In his 1960s classic, The Lucky Country, Donald Horne characterised Robert Menzies, then at the fag end of his incumbency, as a leader becalmed; the tide of events had run away from him, but he had stayed on nonetheless. Was this already Howard’s fate by mid 2007? His run was ending: everything suggested that the ideas that fuelled his ascent had run their course and he had little left to say and no plan adequate to the circumstances we face.
Yet Howard will resist his fate. While Robert Menzies acquired an air of languid aloofness by the final years of his reign, Howard’s instinct to control has, if anything, grown more frenzied as he contemplates power slipping away. The Murray-Darling Basin plan was followed by a string of other federal interventions, including a takeover of Northern Territory indigenous communities and direct federal funding of a Tasmanian hospital. In each case the approach has been to shoot from the hip rather than prepare the ground with detailed planning. Those who complain about the abandonment of federal arrangements are dismissed by the prime minister as captives to an outmoded political theory: “what is more important here? A theory of governance or the provision of services to the community?” he said when tackled about the Tasmanian intervention. Yet this “theory of governance” was designed to constrain leadership caprice and preserve democracy. How much should we allow to be sacrificed in the name of political expediency? The expansion of federal powers in a suite of policy areas on Howard’s watch is emblematic of the centralising dynamic of his prime ministerial project.
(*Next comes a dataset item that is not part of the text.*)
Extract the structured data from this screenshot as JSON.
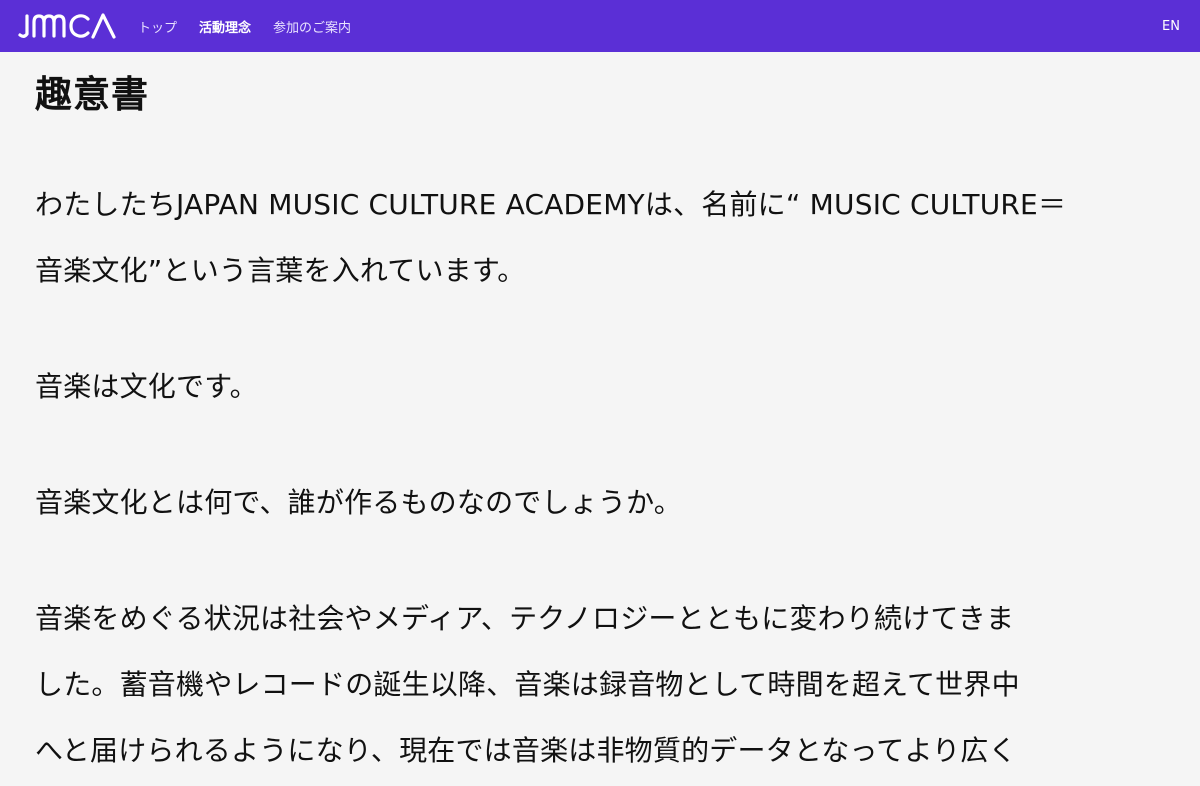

Howard will rage against the dying of the political light. He might not go this year: he may yet extract sufficient electoral leverage from his last great trump card - the economy - and the advantages of incumbency will help preserve him. But, if not this year or even the next, go he will and sooner rather than later. We must do what his followers have been unable to do: we must learn from what he has done and think beyond him. What state will he leave us in? What has he done for the country, and to his party? How much of what we attribute to the Howard era has been shaped by his leadership? And what will it mean for the practice of leadership in the future? •
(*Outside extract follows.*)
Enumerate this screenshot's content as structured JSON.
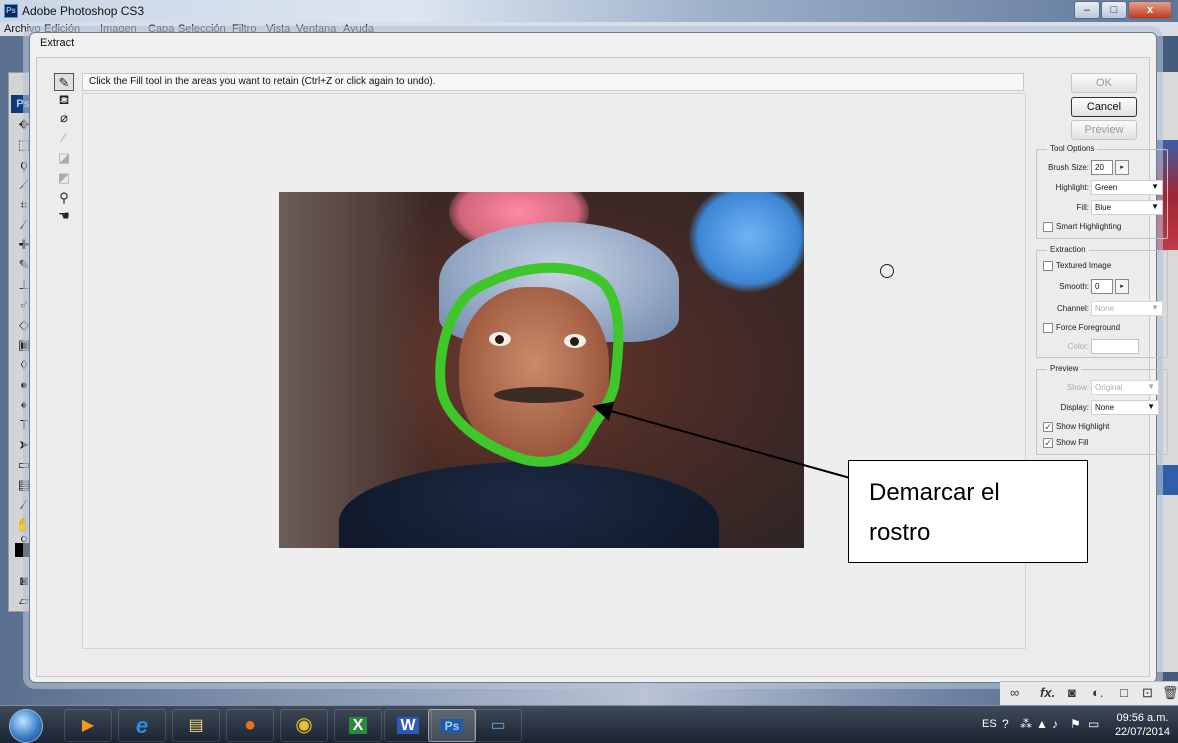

Paul Strangio and James Walter teach politics at Monash University. Their book, No, Prime Minister: Reclaiming Politics from Leaders (0), is part of the Briefings series published by UNSW Press in association with APO.